Supervisors Tuesday afternoon held the first public hearing about the proposed Warriors arena. Some residents living in the area who don't want a new arena for a neighbor were crying foul about the deal.
The Golden State Warriors plan to build a state-of-the-art arena on Piers 30 and 32 in time for the 2017 season.
The new arena was welcome news for neighboring businesses.
"We're excited that this thing came out of nowhere," said HiDive bar owner John Caine. "We like the idea of them coming in."
But as SF supervisors held their first hearing on the project, some San Francisans told officials they felt blindsided.
"It's gonna have a huge environmental impact. I don't think we want this in this neighborhood at all," said San Francisco Juriaj Martanoviz. "I don't think it's a good idea."
Katy Liddell heads the 175-member South Beach, Rincon and Mission Bay Neighborhood Association.
She said residents here are irritated that they weren't consulted about pollution, congestion and crime concerns before the arena announcement.
"People are very upset right now," said Liddell."We want the Warriors in San Francisco. We welcome them with open arms, but we really have grave concerns about putting an arena on 30, 32."
Warriors spokesman P.J. Johnston said the team was taking environmental aspects of the project into consideration.
"There will be lots of open space, lots of greenery and lots of access to the water."
The team is still hammering out a lease agreement with the San Francisco port. Johnston said the team needs to do a lot of outreach.
"We know we need to go out and talk to people individually as well as collectively that live in the neighborhood and really the whole city and we're going to do that," explained Johnston.
An actual design of the proposed arena is still a ways off.
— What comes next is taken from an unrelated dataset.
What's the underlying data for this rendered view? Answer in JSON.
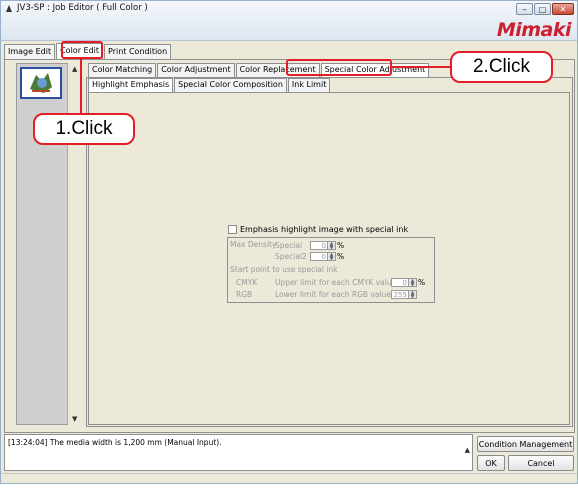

The team must sort through the specs and possible size of the project before it can even hire an architect.
An environment study will also have to be approved.
Watchdogs are questioning an exclusive agreement between the City of Oakland and a non-profit group, tapped to lead a multi-million dollar project to redevelop the area around the Coliseum BART station.